Collected data:

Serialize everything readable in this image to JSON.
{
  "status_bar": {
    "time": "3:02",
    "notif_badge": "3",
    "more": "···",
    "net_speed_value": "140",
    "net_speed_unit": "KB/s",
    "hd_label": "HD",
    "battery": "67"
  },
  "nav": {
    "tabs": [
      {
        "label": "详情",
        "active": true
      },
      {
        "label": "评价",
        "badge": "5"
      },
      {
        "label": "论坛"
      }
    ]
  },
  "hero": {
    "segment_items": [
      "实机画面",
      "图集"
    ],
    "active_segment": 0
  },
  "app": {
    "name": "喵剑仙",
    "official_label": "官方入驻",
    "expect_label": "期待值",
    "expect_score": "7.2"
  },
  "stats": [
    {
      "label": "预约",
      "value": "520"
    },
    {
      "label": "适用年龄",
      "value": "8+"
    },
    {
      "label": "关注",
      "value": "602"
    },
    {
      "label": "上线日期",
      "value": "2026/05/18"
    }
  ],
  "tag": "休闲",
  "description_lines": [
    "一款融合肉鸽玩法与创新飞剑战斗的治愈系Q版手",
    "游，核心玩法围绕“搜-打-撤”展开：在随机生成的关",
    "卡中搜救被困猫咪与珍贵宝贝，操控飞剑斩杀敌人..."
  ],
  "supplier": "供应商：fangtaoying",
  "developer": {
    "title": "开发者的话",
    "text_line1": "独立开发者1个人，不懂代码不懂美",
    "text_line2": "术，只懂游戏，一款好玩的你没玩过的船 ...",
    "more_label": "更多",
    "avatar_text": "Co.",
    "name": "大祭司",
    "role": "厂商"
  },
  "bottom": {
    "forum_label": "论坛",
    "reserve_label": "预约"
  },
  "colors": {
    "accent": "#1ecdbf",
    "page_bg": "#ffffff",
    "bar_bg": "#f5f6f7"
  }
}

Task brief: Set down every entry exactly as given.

Response box:
Serialize everything readable in this image to JSON.
{
  "status_bar": {
    "time": "3:02",
    "notif_badge": "3",
    "more": "···",
    "net_speed_value": "140",
    "net_speed_unit": "KB/s",
    "hd_label": "HD",
    "battery": "67"
  },
  "nav": {
    "tabs": [
      {
        "label": "详情",
        "active": true
      },
      {
        "label": "评价",
        "badge": "5"
      },
      {
        "label": "论坛"
      }
    ]
  },
  "hero": {
    "segment_items": [
      "实机画面",
      "图集"
    ],
    "active_segment": 0
  },
  "app": {
    "name": "喵剑仙",
    "official_label": "官方入驻",
    "expect_label": "期待值",
    "expect_score": "7.2"
  },
  "stats": [
    {
      "label": "预约",
      "value": "520"
    },
    {
      "label": "适用年龄",
      "value": "8+"
    },
    {
      "label": "关注",
      "value": "602"
    },
    {
      "label": "上线日期",
      "value": "2026/05/18"
    }
  ],
  "tag": "休闲",
  "description_lines": [
    "一款融合肉鸽玩法与创新飞剑战斗的治愈系Q版手",
    "游，核心玩法围绕“搜-打-撤”展开：在随机生成的关",
    "卡中搜救被困猫咪与珍贵宝贝，操控飞剑斩杀敌人..."
  ],
  "supplier": "供应商：fangtaoying",
  "developer": {
    "title": "开发者的话",
    "text_line1": "独立开发者1个人，不懂代码不懂美",
    "text_line2": "术，只懂游戏，一款好玩的你没玩过的船 ...",
    "more_label": "更多",
    "avatar_text": "Co.",
    "name": "大祭司",
    "role": "厂商"
  },
  "bottom": {
    "forum_label": "论坛",
    "reserve_label": "预约"
  },
  "colors": {
    "accent": "#1ecdbf",
    "page_bg": "#ffffff",
    "bar_bg": "#f5f6f7"
  }
}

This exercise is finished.